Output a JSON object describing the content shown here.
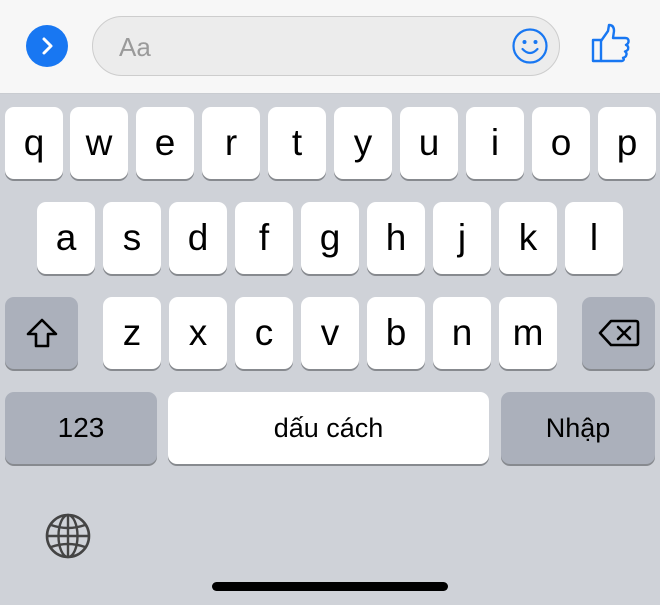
{
  "input": {
    "placeholder": "Aa"
  },
  "icons": {
    "expand": "chevron-right-icon",
    "emoji": "smiley-icon",
    "like": "thumbs-up-icon",
    "shift": "shift-icon",
    "backspace": "backspace-icon",
    "globe": "globe-icon"
  },
  "colors": {
    "accent": "#1877f2",
    "key_light": "#ffffff",
    "key_dark": "#abb0bb",
    "keyboard_bg": "#cfd2d8"
  },
  "keyboard": {
    "row1": [
      "q",
      "w",
      "e",
      "r",
      "t",
      "y",
      "u",
      "i",
      "o",
      "p"
    ],
    "row2": [
      "a",
      "s",
      "d",
      "f",
      "g",
      "h",
      "j",
      "k",
      "l"
    ],
    "row3": [
      "z",
      "x",
      "c",
      "v",
      "b",
      "n",
      "m"
    ],
    "numbers_label": "123",
    "space_label": "dấu cách",
    "enter_label": "Nhập"
  }
}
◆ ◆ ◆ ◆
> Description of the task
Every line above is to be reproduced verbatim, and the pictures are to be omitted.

> Solution to this exercise
Output a JSON object describing the content shown here.
{
  "input": {
    "placeholder": "Aa"
  },
  "icons": {
    "expand": "chevron-right-icon",
    "emoji": "smiley-icon",
    "like": "thumbs-up-icon",
    "shift": "shift-icon",
    "backspace": "backspace-icon",
    "globe": "globe-icon"
  },
  "colors": {
    "accent": "#1877f2",
    "key_light": "#ffffff",
    "key_dark": "#abb0bb",
    "keyboard_bg": "#cfd2d8"
  },
  "keyboard": {
    "row1": [
      "q",
      "w",
      "e",
      "r",
      "t",
      "y",
      "u",
      "i",
      "o",
      "p"
    ],
    "row2": [
      "a",
      "s",
      "d",
      "f",
      "g",
      "h",
      "j",
      "k",
      "l"
    ],
    "row3": [
      "z",
      "x",
      "c",
      "v",
      "b",
      "n",
      "m"
    ],
    "numbers_label": "123",
    "space_label": "dấu cách",
    "enter_label": "Nhập"
  }
}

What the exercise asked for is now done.